Karen Rose is a healer. A master herbalist and owner of Sacred Vibes on Argyle Road, she grew up amidst healers in Guyana and Ditmas Park. She embraced her calling after becoming a mother. She said:
I wanted to give my kids the experience I had when I was a child around healing. So, I formally studied herbalism. Today my practice is inclusive of my study and the spirit of what it means to be a healer, gained in childhood. I continue to return home to study indigenous healing practiced to strengthen my work.
Karen opened Sacred Vibes because, as a consultant, she recommended herbs to her clients. Sadly, there was nowhere to buy herbs in bulk. Sacred Vibes was her answer to that need.

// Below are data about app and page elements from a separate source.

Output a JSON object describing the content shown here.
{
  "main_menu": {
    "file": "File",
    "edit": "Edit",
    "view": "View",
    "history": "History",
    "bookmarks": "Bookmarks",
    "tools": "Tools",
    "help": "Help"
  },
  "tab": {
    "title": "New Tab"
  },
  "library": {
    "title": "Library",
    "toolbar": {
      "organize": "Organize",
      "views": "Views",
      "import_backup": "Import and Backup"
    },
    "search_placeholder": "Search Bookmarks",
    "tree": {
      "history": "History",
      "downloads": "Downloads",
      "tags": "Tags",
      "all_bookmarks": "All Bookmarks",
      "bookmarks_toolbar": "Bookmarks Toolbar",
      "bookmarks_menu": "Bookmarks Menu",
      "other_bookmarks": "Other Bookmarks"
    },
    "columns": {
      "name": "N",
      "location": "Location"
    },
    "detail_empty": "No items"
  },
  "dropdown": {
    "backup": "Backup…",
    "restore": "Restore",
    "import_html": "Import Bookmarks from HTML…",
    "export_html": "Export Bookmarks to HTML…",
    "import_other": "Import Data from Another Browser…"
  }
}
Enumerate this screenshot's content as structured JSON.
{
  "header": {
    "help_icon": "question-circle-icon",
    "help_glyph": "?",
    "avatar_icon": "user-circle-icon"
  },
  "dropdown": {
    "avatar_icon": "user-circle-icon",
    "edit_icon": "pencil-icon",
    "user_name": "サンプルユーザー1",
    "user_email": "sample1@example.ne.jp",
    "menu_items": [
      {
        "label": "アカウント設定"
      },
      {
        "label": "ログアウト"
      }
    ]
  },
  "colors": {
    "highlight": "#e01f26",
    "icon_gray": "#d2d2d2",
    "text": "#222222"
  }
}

There are many spokes to Sacred Vibes. One can simply buy the teas, tinctures, potions, and lotions on the shelf. Ask, like I often do, for products that will sooth a specific ailment. Karen has a line specifically for eczema that I highly recommend.
One unique line designed by Karen is Divine Daughters, launched two years ago specifically for pre- and post-natal health, including “education on herbs for fertility, pregnancy, labor and delivery, postpartum, and beyond.” Particularly exciting is that several Divine Daughters users are now proud mothers. Karen said, “It’s great!”
Additionally, Karen offers master herbalist consultations. “As a child,” she explained, “most of my healing came at the hands of these various healers, who used different healing modalities to maintain or improve my health.” She will explore traditional herbal remedies with you during your consultation.
Should you have a desire to become a master herbalist yourself, you can enroll as an apprentice. The apprenticeship lasts two to three years, depending the apprentice’s dedication. Apprentices need to have “a desire to learn about the application of plant medicine and the study of spirituality.” Beyond that, apprentices come from all backgrounds. Their commonality is the desire to heal.
Graduates of the program may operate as herbalists or may incorporate herbalism into their current occupation and lifestyle.
What does it mean to be a master herbalist, anyhow?
“The term master herbalist traditional means someone who does not only practice clinically but also does formulary and has mastered the vast forms and applications of herbal medicine,” Karen explained.
Being an herbalist influences everything in Karen’s life, including seemingly small decisions like what to eat, which are really larger decisions that affect the planet. On a personal level, being a master herbalist informs “the way in which I treat others and the impact of my actions on this planet. The mother, sister, daughter, and friend I am,” she said.
I asked Karen to share with us something we could use as the seasons change, a time sicknesses flare:
We are approaching spring, and our bodies are adjusting to warmer temperatures and releasing stores we might have held for the winter, therefore herbs that are releasing, cleansing, and balancing are great for this time of the year. Some of the ones that first poke through the ground are best, like dandelion, nettles, burdock, violet, wild mustard greens, chives, etc.
The great thing is “they can be used in foods or in medicine,” she said.
For more herbal tips and what teas to drink through the spring, visit Karen at Sacred Vibes at 376 Argyle Road, off Cortelyou, Monday-Friday 12-7pm, Saturday 11am-7pm, Sunday 11am-5pm, or online.
Top picture via Sacred Vibes.